This horse mandible from Cave 2 shows a number of cut marks on the lingual surface. They indicate that the animal's tongue was cut out with a stone tool.
University of Montreal
Katelan Foisy s private altar to William S. Burroughs  designed entirely with found items.
Katelan Foisy's private altar to William S. Burroughs, designed entirely with found items.
Untitled
Fox
A caribou bone. The specimen (# I5.6.5) is dated to 18 570 ± 110 14C BP (OxA-33777) and shows strai...
A caribou bone. The specimen (# I5.6.5) is dated to 18,570 ± 110 14C BP (OxA-33777) and shows straight and parallel marks resulting from filleting activity.
University of Montreal
Skull in Gough s Cage sculpted into a bowl
Skull in Gough's Cage sculpted into a bowl
The Trustees of the National History Museum, UK
Untitled
Fox Home Entertainment
Inferior view of a fourth cervical vertebra  together with the articulating C3. Of a group of four a...
Inferior view of a fourth cervical vertebra, together with the articulating C3. Of a group of four articulating vertebrae (C1-C4), only the inferior parts of C4, and the C3 neural spine show burning, a pattern consistent with burning after the head was severed probably with the aid of the knife.
Journal of Archaeological Science
Some of the bones one can view at the University of Guelph.
Some of the bones one can view at the University of Guelph.

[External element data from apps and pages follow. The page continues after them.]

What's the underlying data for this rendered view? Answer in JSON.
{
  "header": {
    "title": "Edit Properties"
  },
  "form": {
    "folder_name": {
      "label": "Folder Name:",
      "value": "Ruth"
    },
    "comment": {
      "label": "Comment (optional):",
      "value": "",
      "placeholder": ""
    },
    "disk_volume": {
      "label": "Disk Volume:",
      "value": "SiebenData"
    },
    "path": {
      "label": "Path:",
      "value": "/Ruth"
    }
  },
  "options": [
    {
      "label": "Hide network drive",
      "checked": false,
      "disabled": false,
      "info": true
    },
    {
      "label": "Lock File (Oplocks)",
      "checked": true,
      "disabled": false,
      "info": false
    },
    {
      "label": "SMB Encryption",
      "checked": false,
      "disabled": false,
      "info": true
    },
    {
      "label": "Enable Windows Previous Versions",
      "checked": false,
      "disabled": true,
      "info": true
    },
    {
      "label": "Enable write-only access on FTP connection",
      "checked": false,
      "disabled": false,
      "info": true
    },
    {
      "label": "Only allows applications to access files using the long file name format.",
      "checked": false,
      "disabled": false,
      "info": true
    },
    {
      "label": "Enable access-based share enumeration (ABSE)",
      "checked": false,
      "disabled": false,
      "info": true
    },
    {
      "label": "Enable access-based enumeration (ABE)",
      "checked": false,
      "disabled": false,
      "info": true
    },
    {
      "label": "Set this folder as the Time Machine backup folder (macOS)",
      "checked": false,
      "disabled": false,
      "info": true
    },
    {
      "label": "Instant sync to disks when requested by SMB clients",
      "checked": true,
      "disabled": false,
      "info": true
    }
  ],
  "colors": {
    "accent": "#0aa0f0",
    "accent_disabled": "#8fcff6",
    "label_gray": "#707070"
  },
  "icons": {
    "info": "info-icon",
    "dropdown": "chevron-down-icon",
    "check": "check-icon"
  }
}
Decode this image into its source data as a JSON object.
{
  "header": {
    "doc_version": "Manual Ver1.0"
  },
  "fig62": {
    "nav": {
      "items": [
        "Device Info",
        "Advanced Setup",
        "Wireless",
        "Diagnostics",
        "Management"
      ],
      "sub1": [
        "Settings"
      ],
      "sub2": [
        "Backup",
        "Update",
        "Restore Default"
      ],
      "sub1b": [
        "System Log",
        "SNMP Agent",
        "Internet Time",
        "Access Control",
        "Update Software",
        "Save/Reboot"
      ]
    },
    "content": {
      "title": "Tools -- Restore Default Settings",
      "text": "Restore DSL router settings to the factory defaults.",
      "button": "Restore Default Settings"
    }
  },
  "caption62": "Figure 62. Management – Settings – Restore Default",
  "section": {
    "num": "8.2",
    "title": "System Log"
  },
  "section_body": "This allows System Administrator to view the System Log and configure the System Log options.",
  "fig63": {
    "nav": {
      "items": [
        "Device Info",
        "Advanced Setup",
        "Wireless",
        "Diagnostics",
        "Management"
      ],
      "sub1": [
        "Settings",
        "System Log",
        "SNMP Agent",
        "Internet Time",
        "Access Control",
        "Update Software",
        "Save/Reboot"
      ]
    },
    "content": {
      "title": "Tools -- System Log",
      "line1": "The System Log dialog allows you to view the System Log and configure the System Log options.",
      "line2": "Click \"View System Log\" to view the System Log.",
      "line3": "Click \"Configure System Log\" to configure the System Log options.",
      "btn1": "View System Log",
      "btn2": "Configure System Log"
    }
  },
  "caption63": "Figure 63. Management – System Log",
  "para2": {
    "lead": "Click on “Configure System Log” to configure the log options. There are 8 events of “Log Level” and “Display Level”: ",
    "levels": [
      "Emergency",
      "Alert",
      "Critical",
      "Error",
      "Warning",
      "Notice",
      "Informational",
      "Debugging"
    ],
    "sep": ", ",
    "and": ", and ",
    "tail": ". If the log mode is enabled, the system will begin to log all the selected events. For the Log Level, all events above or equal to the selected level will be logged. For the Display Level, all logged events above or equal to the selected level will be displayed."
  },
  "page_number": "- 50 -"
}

Tooth and tool marks on boes in Gough s Cave
Tooth and tool marks on boes in Gough's Cave
Bello et. al